army. The latter, on the 1st of May, consisted of over a million of men; most of these were discharged, and returned peacefully to the pursuits of civil life. An immense debt of nearly $2,800,000,000 had been entailed by the war; yet there was a general confidence that it could be provided for, with the blessing of Heaven on the natural resources of the country and the industry of its inhabitants. The great body of the southern people, having left their cause to the arbitrament of the sword, accepted its decision, and yielded to the new condition of things.
696. Under an amnesty proclamation issued by the president, May 29th, 1865, pardon was offered to all who had taken part in the secession movement, except those embraced in certain specified classes, on condition of their taking an oath of allegiance to the United States; and on application it was afterwards extended to many individuals belonging to the classes excepted. On the 4th of July, 1868, full pardon and amnesty were granted by the president unconditionally to all who were not at that time under presentment or indictment for treason; and on the 25th of December, 1868, they were extended to all without exception.
697. Early in 1865, Congress passed a resolution pro
694. What became of Jefferson Davis after leaving Richmond ? 695. On the termination of the war, what did the government proceed to do? How large a debt had been incurred ? What was the general feeling regarding it? What is said of the great body of the southern people? 696. State the substance of the amnesty proclamation of May 29th, 1865. What was done July 4th, and December 25th, 1868? 697. Early in 1865, what amendment to the Constitution was pro
posing an amendment to the Constitution, abolishing slavery throughout the United States. Three-fourths of the states having ratified this 'amendment, it was announced on the 18th of December, 1865, that it had become a part of the Constitution (see Constitution, Article XIII., p. xiii.], and slavery ceased to exist. Different measures were subsequently adopted for the protection of the freedmen,—the Civil Rights Bill, among others, being passed by Congress, April 9th, 1866, over President Johnson's veto.
698. No little excitement was caused in June, 1866, by the invasion of Canada by bodies of Fe'nians, a secret society of Irishmen, banded together for the purpose of wresting Ireland from the British government and establishing its independence.
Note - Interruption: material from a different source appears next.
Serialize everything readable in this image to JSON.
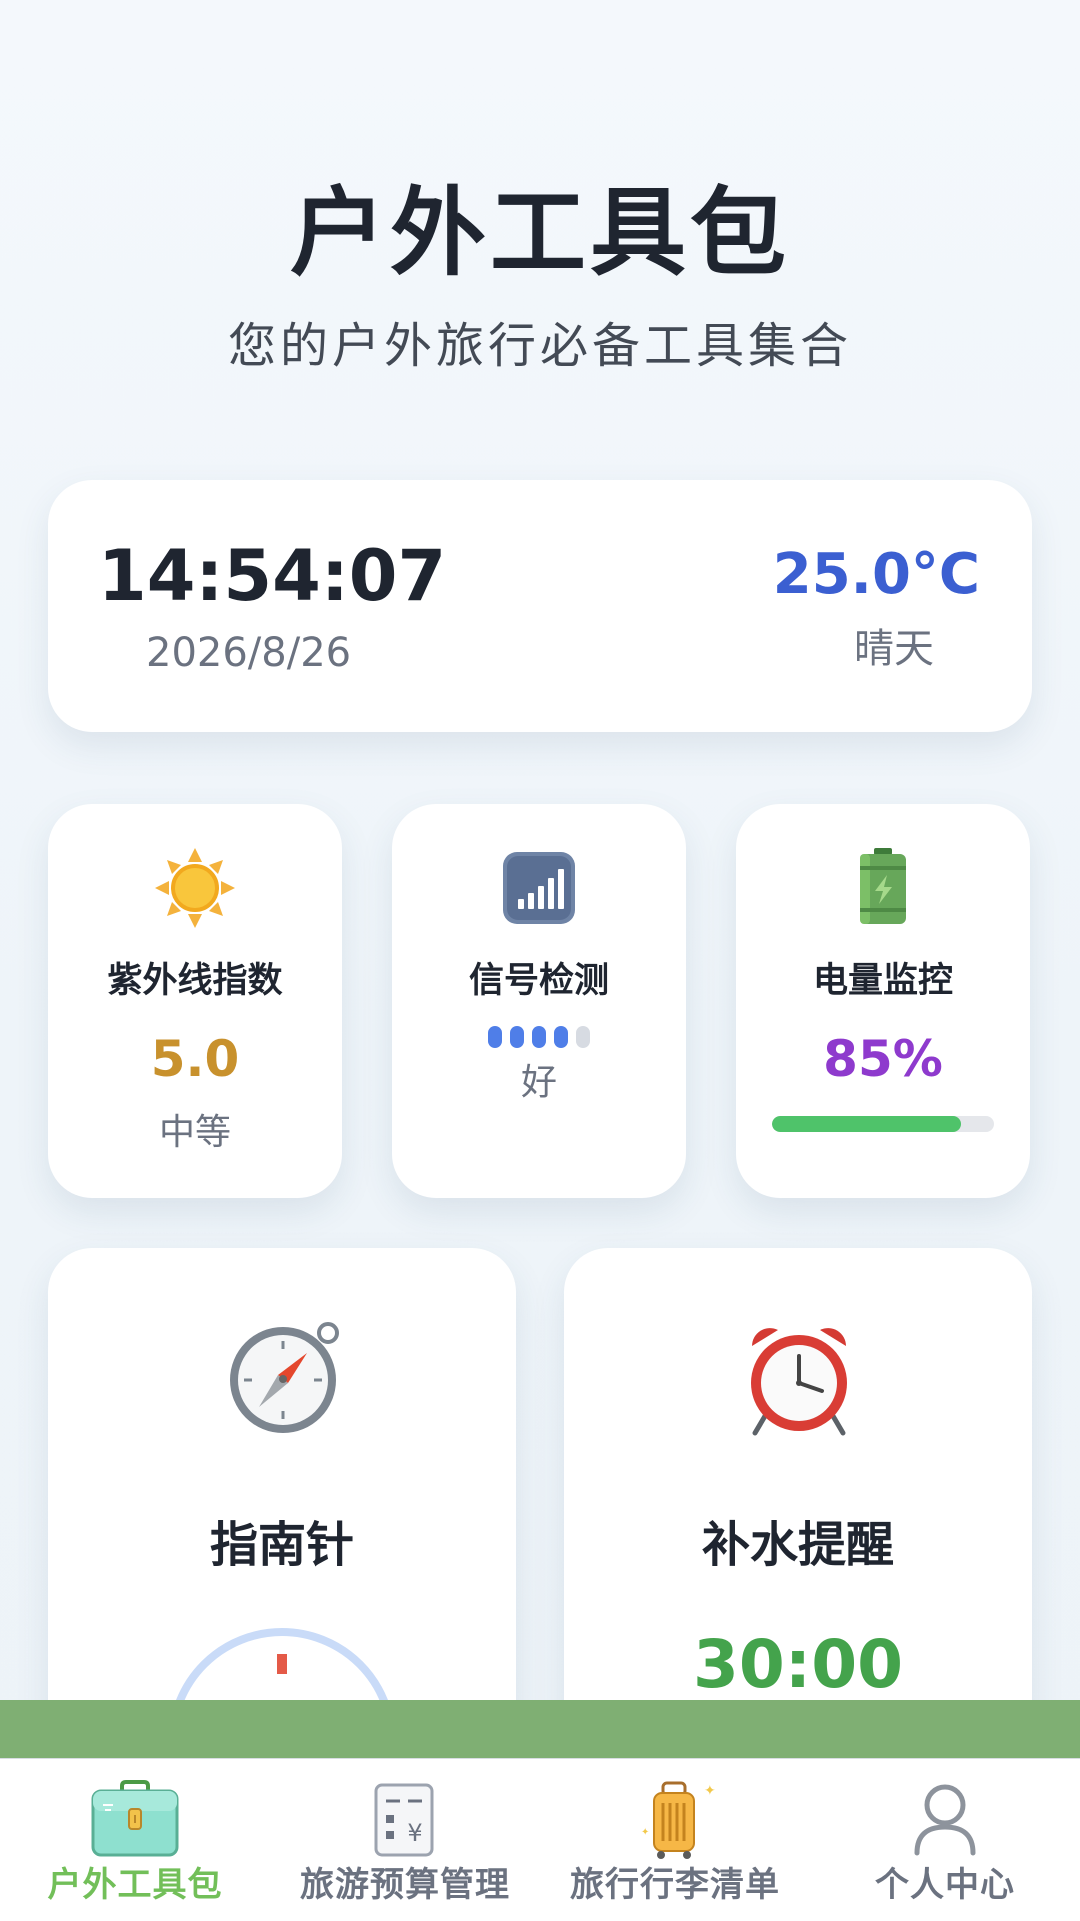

Numbers crossed the frontier from Buffalo and Vermont, but after some skirmishing were driven back. President Johnson issued a proclamation cautioning all against the enterprise as a violation of neutrality; and the vigorous measures of Gen. Meade, who was sent to the frontier, put a stop to the movement. Fenians on their way to the scene of action were turned back, and many stands of arms were seized.
699. The question of Reconstruction,—that is, of readmitting the seceded states to their former position in the Union,-was one which deeply agitated the country during 1866 and 1867. A difference of opinion on the subject between the president and Congress added to the difficulty. The president recognized loyal governments as existing in Virginia, Tennessee, Arkansas, and Louisi
In the case of the other seceded states he appointed provisional governors, with authority to call conventions to establish permanent governments; and his policy was to recognize such governments, and restore the states to their former rights, as soon as they should repeal their ordinances of secession, repudiate their Confederate debt,
posed by Congress ? What was the result ? What further measures were adopted ? 698. Who were the Fenians ? Give an account of their invasion of Canada. 699. What question agitated the country during 1866 and 1867 ? What added to the difficulty? What were the views of the president? Of Congress ? State one of the provisions of the fourteenth amendment to the Constitution,